Also known as the Fragum cockle, this brown mollusc is enclosed in a tiny bivalve shell that appears pure white but is translucent when held up to light. It inhabits warm coastal waters and can live in very salty water. Shark Bay has one of the world’s few hypersaline marine environments and there are more cockles here than anywhere else in the world because, unlike the cockle, potential predators and competitors cannot survive in hypersaline waters.
Diet and habitat
Cockles are usually filter feeders but hypersaline waters are not rich in plankton so the Hamelin cockle relies on zooxanthellae, a single-celled photosynthetic algae living within the cockle’s soft body. The algae photosynthesise food for the cockle and help capture calcium carbonate for its shell. The cockle in turn provides the algae with a home in sheltered sunlit waters.

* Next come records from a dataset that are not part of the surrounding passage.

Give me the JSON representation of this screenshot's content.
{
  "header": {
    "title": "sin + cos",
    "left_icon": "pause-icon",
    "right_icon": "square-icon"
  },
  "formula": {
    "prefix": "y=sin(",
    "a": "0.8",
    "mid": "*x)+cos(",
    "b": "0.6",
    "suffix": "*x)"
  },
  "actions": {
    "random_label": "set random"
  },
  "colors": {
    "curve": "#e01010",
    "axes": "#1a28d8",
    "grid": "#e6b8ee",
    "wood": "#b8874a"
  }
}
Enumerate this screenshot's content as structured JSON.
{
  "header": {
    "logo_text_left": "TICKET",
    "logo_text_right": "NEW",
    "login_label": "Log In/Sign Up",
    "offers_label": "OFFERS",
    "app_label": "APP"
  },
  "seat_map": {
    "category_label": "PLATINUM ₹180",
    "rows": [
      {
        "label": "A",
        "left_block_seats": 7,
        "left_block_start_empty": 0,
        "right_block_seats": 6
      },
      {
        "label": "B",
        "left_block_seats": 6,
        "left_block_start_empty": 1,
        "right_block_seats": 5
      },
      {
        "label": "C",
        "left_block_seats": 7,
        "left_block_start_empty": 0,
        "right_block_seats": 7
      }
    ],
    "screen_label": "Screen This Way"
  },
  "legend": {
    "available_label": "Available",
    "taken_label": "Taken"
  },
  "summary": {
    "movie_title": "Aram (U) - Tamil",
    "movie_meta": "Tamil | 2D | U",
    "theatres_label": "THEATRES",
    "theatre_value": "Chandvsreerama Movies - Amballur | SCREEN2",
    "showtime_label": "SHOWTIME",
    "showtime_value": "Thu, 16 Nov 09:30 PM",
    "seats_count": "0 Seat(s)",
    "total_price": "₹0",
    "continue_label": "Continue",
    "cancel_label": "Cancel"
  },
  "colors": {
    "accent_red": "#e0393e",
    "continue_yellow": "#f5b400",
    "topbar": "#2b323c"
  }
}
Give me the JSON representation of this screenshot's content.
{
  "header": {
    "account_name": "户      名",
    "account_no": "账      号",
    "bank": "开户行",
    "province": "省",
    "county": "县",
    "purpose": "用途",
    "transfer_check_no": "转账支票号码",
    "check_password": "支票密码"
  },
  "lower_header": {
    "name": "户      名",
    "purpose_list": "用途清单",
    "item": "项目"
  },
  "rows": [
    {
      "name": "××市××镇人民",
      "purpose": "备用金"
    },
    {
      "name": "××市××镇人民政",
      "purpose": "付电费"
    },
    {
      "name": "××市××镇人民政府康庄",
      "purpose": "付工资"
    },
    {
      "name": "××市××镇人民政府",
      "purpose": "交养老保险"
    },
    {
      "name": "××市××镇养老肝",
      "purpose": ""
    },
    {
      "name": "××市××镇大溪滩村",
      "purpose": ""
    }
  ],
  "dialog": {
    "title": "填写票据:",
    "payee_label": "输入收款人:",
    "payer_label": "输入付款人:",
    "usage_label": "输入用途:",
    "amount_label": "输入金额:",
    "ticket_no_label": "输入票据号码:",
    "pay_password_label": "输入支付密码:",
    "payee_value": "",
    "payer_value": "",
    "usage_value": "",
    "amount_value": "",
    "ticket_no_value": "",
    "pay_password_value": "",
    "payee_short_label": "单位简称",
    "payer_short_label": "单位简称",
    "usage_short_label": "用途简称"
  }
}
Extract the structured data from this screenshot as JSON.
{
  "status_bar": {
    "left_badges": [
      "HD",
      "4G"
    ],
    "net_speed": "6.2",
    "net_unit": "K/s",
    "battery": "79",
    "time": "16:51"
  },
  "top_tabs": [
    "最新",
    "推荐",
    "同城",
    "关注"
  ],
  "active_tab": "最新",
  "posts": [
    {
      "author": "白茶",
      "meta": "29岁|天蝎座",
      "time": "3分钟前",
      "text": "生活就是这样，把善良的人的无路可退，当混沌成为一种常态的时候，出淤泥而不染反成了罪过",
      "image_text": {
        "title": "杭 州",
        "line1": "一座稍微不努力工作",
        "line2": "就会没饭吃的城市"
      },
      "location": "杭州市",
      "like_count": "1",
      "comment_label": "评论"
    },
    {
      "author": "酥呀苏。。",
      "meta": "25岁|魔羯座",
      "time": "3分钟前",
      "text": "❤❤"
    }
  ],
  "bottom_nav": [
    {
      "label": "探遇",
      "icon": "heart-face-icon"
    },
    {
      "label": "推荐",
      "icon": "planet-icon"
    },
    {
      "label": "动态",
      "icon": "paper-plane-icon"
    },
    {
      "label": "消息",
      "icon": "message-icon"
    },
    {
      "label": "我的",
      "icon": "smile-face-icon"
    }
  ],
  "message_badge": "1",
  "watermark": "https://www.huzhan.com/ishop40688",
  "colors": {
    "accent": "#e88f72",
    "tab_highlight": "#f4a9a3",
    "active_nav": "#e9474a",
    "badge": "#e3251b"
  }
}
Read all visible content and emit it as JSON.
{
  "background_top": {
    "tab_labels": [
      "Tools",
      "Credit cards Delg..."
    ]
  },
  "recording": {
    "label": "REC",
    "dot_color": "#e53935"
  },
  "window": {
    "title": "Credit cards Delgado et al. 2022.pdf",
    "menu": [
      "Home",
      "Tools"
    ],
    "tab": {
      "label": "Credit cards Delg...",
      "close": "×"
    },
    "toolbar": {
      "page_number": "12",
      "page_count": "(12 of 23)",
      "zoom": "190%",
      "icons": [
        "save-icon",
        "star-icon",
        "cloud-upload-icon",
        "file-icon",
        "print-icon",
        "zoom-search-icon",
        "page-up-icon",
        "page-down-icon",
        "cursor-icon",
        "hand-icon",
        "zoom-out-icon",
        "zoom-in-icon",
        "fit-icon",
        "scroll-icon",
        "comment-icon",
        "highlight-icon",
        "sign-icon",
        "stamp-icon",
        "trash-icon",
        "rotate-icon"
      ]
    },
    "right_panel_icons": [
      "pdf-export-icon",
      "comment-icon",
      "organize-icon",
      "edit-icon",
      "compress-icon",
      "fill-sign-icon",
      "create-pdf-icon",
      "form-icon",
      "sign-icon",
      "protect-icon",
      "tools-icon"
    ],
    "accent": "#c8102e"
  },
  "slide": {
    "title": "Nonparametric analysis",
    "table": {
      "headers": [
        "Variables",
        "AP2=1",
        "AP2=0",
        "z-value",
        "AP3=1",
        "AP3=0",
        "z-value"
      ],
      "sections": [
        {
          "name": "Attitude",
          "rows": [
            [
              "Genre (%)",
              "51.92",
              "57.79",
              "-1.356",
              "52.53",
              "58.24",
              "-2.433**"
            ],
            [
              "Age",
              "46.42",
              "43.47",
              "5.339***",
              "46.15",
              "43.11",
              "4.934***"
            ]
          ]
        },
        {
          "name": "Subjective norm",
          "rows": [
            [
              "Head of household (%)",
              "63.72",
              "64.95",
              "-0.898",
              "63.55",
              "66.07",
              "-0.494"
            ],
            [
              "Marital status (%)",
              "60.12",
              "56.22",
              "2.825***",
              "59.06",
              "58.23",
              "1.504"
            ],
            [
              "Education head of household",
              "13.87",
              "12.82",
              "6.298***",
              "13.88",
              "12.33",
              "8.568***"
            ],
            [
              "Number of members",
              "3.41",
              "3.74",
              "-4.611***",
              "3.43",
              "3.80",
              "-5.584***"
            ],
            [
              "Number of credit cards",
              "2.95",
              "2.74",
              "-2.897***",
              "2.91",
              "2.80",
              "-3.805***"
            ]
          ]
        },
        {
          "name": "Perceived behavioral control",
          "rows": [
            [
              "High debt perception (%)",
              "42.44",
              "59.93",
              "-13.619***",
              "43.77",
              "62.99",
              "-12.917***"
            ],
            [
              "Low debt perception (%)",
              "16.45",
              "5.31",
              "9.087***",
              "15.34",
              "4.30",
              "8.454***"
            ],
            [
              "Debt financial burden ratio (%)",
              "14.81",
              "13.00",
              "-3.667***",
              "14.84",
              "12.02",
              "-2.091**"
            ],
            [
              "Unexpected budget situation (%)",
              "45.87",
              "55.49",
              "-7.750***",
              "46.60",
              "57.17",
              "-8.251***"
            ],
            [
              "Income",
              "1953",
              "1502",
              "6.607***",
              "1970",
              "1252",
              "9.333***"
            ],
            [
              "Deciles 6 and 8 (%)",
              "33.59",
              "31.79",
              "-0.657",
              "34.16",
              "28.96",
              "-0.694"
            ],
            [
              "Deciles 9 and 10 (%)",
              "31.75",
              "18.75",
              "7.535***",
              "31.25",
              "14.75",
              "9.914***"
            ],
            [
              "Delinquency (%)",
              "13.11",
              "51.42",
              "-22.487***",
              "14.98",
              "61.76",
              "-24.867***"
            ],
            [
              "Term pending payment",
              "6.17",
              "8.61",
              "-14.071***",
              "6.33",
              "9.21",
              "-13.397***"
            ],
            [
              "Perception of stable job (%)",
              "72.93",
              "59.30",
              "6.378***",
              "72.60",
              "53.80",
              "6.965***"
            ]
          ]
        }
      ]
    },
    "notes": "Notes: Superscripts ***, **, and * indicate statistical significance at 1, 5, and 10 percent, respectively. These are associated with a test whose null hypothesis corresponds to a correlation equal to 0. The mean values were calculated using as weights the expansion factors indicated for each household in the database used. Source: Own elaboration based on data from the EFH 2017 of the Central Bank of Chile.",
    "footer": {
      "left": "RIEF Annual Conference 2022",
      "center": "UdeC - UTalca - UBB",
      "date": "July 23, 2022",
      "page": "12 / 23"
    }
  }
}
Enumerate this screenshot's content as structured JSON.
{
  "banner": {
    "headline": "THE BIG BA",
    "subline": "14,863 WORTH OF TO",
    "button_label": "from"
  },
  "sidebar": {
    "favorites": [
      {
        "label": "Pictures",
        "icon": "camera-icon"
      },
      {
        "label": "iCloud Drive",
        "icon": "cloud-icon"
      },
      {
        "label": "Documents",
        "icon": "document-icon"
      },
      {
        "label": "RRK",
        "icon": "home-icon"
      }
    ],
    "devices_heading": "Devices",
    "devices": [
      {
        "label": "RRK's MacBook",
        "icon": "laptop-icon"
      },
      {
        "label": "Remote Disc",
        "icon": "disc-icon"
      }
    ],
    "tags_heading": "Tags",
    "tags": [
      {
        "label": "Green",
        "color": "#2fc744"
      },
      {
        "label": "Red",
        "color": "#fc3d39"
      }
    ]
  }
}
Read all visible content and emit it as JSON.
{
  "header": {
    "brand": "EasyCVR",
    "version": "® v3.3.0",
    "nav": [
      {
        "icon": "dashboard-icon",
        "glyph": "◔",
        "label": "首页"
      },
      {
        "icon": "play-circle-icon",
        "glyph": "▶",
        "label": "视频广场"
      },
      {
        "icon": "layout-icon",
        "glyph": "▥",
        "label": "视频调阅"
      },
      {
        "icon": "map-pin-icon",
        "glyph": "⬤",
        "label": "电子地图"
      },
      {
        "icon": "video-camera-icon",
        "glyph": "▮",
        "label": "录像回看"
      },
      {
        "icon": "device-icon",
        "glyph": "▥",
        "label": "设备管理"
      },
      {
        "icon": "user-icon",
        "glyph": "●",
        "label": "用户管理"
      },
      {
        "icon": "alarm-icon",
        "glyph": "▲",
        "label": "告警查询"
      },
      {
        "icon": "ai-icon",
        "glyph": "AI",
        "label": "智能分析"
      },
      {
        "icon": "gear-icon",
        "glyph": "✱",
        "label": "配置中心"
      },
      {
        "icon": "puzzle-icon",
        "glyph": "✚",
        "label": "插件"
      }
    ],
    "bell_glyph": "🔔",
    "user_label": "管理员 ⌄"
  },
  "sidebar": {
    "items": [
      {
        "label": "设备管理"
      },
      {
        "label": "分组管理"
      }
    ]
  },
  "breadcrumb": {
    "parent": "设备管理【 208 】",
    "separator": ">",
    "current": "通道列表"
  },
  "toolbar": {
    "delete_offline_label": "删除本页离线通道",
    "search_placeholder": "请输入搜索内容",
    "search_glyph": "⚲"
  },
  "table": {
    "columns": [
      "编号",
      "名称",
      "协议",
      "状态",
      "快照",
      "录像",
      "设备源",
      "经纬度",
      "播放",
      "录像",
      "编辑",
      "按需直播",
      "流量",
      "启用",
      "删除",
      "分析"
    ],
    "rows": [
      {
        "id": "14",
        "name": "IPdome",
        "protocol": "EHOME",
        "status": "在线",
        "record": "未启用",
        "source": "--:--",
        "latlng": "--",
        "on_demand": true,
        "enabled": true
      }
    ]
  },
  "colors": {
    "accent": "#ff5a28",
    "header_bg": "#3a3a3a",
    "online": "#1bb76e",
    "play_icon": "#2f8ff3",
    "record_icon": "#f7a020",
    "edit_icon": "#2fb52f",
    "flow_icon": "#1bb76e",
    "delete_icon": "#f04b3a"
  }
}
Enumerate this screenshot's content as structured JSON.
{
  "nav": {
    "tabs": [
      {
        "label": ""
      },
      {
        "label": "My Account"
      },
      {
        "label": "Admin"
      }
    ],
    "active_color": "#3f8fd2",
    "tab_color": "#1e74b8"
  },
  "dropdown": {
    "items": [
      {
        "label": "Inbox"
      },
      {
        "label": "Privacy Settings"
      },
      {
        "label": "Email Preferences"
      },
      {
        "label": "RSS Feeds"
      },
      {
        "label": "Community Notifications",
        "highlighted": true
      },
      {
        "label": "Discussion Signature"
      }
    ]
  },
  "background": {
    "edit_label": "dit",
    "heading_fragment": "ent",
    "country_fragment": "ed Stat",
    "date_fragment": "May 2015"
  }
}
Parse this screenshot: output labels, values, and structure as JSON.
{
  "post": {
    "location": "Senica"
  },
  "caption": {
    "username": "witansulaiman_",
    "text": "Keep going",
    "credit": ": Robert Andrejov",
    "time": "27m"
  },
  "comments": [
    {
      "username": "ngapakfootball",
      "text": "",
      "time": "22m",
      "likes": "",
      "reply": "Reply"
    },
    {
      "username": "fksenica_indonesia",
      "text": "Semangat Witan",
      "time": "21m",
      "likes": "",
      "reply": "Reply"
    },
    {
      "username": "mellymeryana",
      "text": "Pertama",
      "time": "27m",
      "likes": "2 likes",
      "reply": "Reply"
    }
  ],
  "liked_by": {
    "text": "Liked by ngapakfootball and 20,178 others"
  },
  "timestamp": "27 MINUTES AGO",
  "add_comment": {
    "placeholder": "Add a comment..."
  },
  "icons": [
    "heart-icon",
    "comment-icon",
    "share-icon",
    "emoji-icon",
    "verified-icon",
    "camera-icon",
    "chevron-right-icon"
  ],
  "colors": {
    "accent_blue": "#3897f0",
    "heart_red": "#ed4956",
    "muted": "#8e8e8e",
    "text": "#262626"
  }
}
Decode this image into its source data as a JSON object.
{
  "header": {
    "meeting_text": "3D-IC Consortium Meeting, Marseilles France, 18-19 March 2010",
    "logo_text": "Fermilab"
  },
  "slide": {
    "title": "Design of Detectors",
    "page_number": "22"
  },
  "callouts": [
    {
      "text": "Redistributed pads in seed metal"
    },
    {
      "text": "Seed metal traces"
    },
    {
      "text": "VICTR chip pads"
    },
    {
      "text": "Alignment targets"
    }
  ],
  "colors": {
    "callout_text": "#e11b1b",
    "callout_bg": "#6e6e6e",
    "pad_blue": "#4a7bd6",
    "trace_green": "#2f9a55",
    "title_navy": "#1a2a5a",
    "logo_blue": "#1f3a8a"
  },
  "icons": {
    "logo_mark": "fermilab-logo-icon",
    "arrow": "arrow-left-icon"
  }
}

Cockles are hermaphrodites—they have both male and female reproductive organs. Fragum cockles are thought to spawn once a year between winter and spring, releasing gametes into the sea to be fertilised. Larvae then drift until they settle on the seabed and metamorphose, transforming into cockles.
Fragum erugatum occurs between the Dampier Archipelago in north-western Australia and the Houtman Abrolhos Islands near Geraldton. They are most abundant in the hypersaline reaches of Shark Bay.
The maximum size of Fragum erugatum in the hypersaline Hamelin Pool is less than 12mm; in the slightly less salty L’haridon Bight it is just under 14mm; in regular ocean water at Dampier it is just over 19mm.